1 Institute of Plant Breeding, Seed Science and Population Genetics, University of Hohenheim, Fruwirthstr. 21, Stuttgart, 70599, Germany
2 International Crops Research Institute for the Semi-Arid Tropics, Bamako, Mali
3 Institut Sénégalais de Recherches Agricoles, Thiès, Senegal
4 Institut National de la Recherche Agronomique, CERRA de Maradi, Maradi, Niger
5 L’Institut d’Economie Rurale, Bamako, Mali
6 Embrapa Maize and Sorghum, Rod. MG 424, Km 65, Sete Lagoas, 35701-970, Minas Gerais, Brazil
BMC Plant Biology 2014, 14:206 doi:10.1186/s12870-014-0206-6Published: 12 August 2014
Sorghum (Sorghum bicolor L. Moench) productivity is severely impeded by low phosphorus (P) and aluminum (Al) toxic soils in sub-Saharan Africa and especially West Africa (WA). Improving productivity of this staple crop under these harsh conditions is crucial to improve food security and farmer’s incomes in WA.
This is the first study to examine the genetics underlying sorghum adaptation to phosphorus limitation in a wide range of WA growing conditions. A set of 187 diverse sorghum genotypes were grown in 29 –P and + P field experiments from 2006-2012 in three WA countries. Sorghum grain yield performance under –P and + P conditions was highly correlated (r = 0.85***). Significant genotype-by-phosphorus interaction was detected but with small magnitude compared to the genotype variance component. We observed high genetic diversity within our panel, with rapid linkage disequilibrium decay, confirming recent sequence based studies in sorghum. Using genome wide association mapping based on 220 934 SNPs we identified one genomic region on chromosome 3 that was highly associated to grain yield production. A major Al-tolerance gene in sorghum, SbMATE, was collocated in this region and SbMATE specific SNPs showed very high associations to grain yield production, especially under –P conditions, explaining up to 16% of the genotypic variance.

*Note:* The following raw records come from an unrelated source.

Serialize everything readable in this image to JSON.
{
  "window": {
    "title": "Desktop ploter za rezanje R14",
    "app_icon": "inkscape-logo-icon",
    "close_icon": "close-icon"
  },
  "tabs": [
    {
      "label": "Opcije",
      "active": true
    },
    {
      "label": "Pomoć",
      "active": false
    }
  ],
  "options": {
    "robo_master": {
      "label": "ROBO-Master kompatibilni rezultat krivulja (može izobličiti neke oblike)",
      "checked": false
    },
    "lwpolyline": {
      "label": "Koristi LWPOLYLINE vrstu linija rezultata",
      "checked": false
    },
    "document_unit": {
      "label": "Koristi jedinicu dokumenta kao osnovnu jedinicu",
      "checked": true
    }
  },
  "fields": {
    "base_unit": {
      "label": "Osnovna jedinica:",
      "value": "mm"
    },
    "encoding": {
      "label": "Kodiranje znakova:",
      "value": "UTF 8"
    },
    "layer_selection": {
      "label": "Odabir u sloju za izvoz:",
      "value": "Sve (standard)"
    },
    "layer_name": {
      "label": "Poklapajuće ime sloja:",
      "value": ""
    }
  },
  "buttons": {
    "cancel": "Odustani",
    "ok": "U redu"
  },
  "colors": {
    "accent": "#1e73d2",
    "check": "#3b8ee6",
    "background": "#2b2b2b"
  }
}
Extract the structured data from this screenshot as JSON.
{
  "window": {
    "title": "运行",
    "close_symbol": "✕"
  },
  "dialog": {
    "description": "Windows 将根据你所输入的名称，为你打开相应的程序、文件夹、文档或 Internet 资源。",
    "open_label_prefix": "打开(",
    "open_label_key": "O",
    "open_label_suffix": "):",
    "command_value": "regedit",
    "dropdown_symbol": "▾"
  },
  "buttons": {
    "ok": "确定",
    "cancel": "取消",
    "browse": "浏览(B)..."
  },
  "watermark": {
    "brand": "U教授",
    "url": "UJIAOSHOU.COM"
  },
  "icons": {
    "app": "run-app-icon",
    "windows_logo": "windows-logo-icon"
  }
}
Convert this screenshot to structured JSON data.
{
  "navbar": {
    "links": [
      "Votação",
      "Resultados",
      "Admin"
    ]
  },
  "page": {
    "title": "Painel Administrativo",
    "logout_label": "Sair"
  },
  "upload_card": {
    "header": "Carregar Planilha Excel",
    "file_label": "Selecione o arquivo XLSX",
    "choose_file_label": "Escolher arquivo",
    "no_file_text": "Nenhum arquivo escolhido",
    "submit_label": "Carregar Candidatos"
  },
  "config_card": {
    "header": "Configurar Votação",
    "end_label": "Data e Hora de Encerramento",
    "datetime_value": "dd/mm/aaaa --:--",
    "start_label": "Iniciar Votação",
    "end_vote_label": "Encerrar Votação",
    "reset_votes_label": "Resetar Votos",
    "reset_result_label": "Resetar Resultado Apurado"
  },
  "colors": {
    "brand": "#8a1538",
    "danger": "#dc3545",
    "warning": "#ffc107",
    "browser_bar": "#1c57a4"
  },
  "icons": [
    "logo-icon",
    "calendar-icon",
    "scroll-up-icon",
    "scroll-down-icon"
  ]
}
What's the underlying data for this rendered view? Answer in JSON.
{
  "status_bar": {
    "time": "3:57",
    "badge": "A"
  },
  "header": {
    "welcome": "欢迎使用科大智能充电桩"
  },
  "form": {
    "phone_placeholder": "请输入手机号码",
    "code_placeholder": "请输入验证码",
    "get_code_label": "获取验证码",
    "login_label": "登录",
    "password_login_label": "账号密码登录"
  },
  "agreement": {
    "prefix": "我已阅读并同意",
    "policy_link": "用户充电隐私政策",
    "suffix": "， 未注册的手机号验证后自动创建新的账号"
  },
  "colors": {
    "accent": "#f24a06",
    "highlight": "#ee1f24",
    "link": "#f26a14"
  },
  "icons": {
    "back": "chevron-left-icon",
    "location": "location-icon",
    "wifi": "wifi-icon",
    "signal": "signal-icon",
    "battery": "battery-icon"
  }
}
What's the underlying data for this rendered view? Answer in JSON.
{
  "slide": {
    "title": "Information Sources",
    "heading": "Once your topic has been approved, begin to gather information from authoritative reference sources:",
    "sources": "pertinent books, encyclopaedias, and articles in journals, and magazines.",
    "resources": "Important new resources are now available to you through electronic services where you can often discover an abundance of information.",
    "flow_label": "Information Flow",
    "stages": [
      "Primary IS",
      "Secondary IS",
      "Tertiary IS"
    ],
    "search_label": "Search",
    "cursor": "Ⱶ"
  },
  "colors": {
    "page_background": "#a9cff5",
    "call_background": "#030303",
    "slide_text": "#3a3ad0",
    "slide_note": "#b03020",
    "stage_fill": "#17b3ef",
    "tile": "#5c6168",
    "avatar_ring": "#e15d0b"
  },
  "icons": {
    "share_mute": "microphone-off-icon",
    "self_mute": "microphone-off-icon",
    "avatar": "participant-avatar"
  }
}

The results suggest that SbMATE has a possible pleiotropic role in providing tolerance to two of the most serious abiotic stresses for sorghum in WA, Al toxicity and P deficiency. The identified SNPs can help accelerate breeding for increased sorghum productivity under unfavorable soil conditions and contribute to assuring food security in WA.